Is it really any better when one of us turns out to not be who they say they are? I mean, I’m hardly the Autism Police (I in fact usually detest that form of policing), but if someone is not who they say they are (and I don’t know enough of the facts to know for sure), and lots of us protect them, how is that better than people protecting Marty Murphy just because they liked her message? If we are enraged by other people doing that, should we really be doing it?

I do think there is a difference between choosing what to say and what not to say, and the fact that all words are in essence lies — and the act of deliberately deceiving people about a major aspect of who we are, by deliberately lying. Some of us hide certain aspects of our lives, sometimes for good reason. Some of us also say things that people take wrong.

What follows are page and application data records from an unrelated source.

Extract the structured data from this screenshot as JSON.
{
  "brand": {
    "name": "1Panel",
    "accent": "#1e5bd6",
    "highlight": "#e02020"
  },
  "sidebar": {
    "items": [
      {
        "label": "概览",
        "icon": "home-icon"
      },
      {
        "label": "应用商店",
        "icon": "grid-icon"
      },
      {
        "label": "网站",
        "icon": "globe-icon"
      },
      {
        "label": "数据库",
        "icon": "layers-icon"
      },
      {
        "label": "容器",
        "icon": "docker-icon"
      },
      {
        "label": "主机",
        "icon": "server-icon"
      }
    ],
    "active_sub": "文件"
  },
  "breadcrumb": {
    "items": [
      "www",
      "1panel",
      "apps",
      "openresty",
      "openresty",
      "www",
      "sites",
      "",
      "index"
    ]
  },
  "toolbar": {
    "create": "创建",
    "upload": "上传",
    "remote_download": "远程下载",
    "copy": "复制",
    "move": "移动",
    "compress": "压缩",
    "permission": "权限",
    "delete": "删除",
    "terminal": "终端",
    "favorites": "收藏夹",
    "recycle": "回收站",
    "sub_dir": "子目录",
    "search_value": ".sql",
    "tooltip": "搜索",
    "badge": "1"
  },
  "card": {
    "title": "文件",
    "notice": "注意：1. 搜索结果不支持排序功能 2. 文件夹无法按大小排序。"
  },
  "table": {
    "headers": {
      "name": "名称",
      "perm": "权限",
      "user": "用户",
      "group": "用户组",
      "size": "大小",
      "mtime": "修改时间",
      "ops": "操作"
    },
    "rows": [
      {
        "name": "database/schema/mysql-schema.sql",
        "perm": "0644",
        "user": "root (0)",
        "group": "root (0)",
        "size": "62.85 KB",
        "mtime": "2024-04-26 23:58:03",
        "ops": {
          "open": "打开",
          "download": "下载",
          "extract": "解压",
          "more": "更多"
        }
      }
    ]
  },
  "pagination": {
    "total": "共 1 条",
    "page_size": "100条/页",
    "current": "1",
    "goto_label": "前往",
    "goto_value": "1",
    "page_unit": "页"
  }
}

For example, I am frequently represented as having spent my entire childhood in an institution, as never having spoken in my life, and as only having been in one institution, usually people assume the kind reserved for developmentally disabled people. In fact I only spent part of my childhood in institutions, I spent time in several of varying sizes and shapes and with varying kinds of people inside, and I have produced plausible-sounding speech sounds with my mouth in the past. Some people view me as misrepresenting myself when they find this out, or even as lying about events in my life, but it’s usually more a matter of the fact that I’m not going to tell my life story every time I meet someone, and my life story defies enough stereotypes that people’s initial assumptions are likely to be wrong. It’s simply too complicated to give out every nuance every time I talk to people, and I am aware that people assume all kinds of things that I don’t have the time to correct them on. If I cannot now speak, have spent time in institutions and say so, and did so in childhood, people fill in the blanks with the rest.

But there is a difference between all that and saying that we really are unemployed when we have jobs, or other sorts of deliberate lying. Posing as an autistic person when you’re really a non-autistic journalist is different than either not having the exact words for the truth or choosing which parts of the truth to tell.

And I don’t see any difference between that and Marty Murphy.